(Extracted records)
Start of Block
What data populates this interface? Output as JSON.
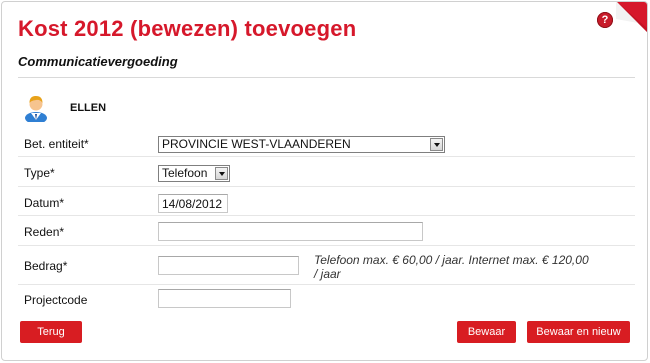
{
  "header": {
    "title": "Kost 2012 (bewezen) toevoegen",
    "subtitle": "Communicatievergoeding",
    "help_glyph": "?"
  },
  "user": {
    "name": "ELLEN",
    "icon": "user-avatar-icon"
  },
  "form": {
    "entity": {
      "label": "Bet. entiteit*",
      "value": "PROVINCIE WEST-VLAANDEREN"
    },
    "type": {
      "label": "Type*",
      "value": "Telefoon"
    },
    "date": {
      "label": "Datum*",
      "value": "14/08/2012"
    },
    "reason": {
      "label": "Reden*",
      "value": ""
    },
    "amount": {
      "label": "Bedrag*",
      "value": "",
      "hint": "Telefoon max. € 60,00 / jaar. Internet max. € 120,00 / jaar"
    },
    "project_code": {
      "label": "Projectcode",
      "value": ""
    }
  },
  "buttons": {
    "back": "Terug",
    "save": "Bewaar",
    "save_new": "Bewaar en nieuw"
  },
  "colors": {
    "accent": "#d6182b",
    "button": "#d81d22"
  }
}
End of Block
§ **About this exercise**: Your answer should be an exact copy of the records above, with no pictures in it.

§ **Solution to this problem**:
What data populates this interface? Output as JSON.
{
  "header": {
    "title": "Kost 2012 (bewezen) toevoegen",
    "subtitle": "Communicatievergoeding",
    "help_glyph": "?"
  },
  "user": {
    "name": "ELLEN",
    "icon": "user-avatar-icon"
  },
  "form": {
    "entity": {
      "label": "Bet. entiteit*",
      "value": "PROVINCIE WEST-VLAANDEREN"
    },
    "type": {
      "label": "Type*",
      "value": "Telefoon"
    },
    "date": {
      "label": "Datum*",
      "value": "14/08/2012"
    },
    "reason": {
      "label": "Reden*",
      "value": ""
    },
    "amount": {
      "label": "Bedrag*",
      "value": "",
      "hint": "Telefoon max. € 60,00 / jaar. Internet max. € 120,00 / jaar"
    },
    "project_code": {
      "label": "Projectcode",
      "value": ""
    }
  },
  "buttons": {
    "back": "Terug",
    "save": "Bewaar",
    "save_new": "Bewaar en nieuw"
  },
  "colors": {
    "accent": "#d6182b",
    "button": "#d81d22"
  }
}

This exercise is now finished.